-- WORK ORDER --
Go over the entries and report the lines where the word "icon" occurs.

-- DATA LISTING --

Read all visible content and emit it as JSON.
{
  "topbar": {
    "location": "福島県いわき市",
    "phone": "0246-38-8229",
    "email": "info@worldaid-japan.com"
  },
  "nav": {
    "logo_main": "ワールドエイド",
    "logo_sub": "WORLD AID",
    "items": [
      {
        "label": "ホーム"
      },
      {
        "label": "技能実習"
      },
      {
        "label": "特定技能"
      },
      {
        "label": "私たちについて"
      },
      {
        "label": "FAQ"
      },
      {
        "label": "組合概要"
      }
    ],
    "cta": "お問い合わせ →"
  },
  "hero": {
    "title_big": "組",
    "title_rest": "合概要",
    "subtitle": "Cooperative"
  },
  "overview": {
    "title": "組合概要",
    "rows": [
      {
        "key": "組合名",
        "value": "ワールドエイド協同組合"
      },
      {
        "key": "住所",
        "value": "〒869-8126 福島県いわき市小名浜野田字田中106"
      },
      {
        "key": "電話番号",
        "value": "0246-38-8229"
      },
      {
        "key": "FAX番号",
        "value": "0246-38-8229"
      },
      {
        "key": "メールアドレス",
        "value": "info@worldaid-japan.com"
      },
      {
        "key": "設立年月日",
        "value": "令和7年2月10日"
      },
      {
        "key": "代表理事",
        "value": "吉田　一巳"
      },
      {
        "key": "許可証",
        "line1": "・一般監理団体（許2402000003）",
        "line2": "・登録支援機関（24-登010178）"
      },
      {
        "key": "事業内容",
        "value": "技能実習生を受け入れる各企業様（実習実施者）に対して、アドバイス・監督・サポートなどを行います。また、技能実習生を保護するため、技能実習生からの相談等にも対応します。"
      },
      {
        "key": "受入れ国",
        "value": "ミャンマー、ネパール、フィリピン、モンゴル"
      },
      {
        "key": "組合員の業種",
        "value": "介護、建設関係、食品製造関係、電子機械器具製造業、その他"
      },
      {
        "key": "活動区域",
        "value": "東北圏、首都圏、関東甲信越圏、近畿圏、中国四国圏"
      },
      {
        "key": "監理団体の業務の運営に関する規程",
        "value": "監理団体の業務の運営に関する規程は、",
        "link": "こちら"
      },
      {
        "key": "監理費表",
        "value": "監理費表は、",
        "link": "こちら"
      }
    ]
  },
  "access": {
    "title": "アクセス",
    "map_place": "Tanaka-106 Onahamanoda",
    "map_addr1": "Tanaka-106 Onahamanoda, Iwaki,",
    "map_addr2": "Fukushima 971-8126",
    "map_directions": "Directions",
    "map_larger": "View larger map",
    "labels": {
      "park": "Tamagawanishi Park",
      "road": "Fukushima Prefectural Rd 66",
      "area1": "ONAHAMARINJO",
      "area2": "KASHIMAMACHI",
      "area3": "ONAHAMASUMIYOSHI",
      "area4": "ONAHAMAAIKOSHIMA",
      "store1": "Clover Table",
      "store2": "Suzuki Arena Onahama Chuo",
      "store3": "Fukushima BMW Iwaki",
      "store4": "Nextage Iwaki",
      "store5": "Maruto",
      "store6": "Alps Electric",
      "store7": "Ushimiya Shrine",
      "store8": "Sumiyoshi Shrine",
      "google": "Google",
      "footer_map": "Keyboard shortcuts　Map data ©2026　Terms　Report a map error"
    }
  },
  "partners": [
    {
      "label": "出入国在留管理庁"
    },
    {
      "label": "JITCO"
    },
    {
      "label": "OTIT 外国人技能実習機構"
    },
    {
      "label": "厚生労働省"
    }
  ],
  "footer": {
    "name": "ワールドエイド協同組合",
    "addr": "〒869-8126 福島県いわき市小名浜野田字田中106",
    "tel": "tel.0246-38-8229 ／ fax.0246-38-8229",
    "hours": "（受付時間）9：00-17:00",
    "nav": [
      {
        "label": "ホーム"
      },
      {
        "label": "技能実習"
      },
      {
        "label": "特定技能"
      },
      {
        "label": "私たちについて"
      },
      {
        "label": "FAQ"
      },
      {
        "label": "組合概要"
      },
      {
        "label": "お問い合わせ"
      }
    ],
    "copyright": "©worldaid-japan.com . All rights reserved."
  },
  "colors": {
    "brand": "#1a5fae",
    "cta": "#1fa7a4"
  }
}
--
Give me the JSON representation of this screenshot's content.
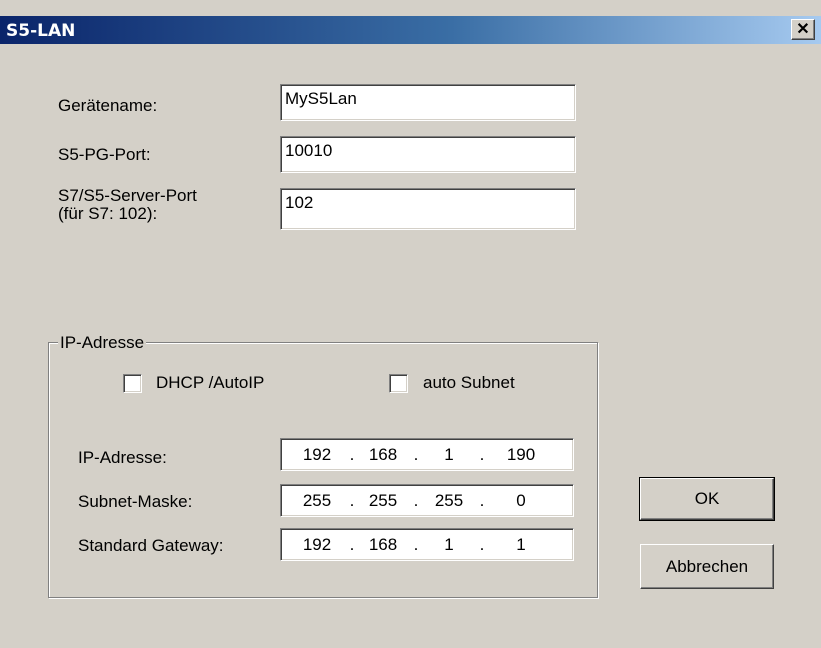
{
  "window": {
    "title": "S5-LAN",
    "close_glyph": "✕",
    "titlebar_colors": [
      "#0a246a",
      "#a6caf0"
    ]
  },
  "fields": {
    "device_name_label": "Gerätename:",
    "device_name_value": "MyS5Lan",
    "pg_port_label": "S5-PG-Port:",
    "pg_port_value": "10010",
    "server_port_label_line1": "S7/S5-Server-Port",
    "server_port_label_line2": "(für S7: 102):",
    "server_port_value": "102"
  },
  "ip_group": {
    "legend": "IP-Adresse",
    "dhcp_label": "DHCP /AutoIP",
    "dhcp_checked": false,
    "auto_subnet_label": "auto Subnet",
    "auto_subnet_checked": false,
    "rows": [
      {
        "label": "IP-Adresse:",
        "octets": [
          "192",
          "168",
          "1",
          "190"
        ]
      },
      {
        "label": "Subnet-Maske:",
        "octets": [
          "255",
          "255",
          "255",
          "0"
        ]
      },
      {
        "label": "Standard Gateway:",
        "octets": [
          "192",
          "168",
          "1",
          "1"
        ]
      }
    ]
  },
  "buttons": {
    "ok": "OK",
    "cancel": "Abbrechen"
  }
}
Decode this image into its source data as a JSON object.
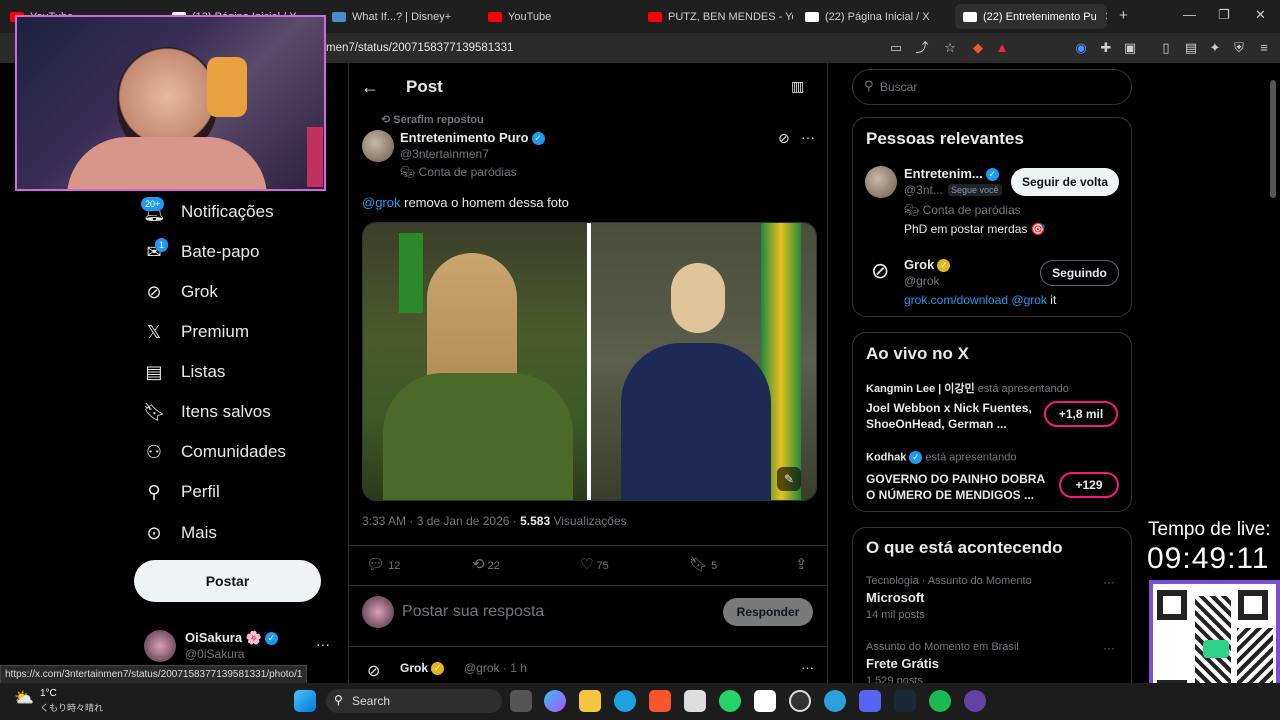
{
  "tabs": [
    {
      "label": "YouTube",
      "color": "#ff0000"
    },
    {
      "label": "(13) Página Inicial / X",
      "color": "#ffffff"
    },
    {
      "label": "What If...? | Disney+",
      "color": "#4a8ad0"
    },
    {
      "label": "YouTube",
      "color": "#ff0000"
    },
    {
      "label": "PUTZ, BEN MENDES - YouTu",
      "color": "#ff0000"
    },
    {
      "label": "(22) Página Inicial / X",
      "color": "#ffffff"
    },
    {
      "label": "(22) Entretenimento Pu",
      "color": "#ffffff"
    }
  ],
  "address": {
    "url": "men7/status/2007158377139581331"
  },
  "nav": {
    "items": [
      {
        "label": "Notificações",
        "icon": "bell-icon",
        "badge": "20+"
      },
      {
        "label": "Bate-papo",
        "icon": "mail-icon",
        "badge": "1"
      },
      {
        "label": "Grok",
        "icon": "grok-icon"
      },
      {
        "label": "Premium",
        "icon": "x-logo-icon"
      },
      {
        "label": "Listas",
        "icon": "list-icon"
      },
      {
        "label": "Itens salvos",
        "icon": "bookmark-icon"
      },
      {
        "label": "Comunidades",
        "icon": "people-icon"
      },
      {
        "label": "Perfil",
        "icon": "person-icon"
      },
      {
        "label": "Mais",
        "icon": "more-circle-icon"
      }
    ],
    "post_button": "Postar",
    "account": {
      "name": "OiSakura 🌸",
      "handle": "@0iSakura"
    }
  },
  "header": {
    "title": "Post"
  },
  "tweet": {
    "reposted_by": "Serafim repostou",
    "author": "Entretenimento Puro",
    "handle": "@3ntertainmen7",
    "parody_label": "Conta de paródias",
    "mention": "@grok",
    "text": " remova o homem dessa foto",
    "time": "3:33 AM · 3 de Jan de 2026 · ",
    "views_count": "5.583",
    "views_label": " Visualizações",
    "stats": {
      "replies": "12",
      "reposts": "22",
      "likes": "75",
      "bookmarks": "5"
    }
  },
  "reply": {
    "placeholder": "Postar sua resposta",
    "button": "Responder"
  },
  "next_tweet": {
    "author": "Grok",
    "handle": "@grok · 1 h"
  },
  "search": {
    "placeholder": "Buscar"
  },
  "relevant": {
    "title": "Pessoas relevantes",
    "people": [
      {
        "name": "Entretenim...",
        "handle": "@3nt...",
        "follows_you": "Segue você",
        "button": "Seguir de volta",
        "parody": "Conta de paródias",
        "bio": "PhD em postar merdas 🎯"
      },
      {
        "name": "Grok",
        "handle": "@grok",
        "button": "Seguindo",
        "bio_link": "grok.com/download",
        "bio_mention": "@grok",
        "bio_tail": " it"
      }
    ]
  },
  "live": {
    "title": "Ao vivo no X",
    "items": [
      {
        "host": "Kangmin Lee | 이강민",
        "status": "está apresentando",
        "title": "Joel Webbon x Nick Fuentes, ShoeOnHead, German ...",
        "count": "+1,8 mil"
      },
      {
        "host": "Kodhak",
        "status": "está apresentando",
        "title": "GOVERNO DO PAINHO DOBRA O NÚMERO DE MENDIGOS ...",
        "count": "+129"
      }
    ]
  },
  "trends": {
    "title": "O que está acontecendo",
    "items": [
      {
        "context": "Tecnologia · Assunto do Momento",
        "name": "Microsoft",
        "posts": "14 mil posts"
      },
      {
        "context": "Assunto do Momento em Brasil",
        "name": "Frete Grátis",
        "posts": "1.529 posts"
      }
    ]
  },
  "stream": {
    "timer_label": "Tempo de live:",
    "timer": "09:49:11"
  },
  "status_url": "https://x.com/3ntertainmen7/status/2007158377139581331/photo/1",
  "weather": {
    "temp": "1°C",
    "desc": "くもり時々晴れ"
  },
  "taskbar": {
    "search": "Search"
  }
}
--
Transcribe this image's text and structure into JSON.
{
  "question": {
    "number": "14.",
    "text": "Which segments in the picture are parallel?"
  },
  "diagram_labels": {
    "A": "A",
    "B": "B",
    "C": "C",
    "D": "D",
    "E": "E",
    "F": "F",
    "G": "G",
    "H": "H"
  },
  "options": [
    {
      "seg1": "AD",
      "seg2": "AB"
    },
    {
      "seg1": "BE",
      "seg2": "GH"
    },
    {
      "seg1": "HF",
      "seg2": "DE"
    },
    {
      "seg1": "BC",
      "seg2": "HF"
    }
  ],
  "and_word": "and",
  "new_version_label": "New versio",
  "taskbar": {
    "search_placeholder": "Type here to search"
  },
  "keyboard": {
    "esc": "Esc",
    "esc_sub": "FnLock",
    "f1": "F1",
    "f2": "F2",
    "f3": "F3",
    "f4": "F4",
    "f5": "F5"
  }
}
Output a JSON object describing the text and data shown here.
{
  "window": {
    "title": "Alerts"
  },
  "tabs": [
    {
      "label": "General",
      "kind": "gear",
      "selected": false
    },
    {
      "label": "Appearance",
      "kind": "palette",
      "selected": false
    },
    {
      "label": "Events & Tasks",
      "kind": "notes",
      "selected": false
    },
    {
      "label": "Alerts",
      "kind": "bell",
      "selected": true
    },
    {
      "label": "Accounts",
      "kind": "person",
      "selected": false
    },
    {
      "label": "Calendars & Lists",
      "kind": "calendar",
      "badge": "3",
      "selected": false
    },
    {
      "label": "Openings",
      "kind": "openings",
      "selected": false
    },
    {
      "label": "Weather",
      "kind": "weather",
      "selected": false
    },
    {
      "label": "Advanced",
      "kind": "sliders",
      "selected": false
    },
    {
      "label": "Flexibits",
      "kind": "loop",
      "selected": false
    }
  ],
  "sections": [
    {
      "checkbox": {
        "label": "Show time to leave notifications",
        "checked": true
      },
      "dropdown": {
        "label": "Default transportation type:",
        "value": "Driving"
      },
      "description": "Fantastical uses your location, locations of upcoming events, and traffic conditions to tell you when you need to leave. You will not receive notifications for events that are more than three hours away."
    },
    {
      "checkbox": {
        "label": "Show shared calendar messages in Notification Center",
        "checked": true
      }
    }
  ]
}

-- ANSWER BELOW --
        "icon": "bell-icon",
        "icon": "mail-icon",
        "icon": "grok-icon"
        "icon": "x-logo-icon"
        "icon": "list-icon"
        "icon": "bookmark-icon"
        "icon": "people-icon"
        "icon": "person-icon"
        "icon": "more-circle-icon"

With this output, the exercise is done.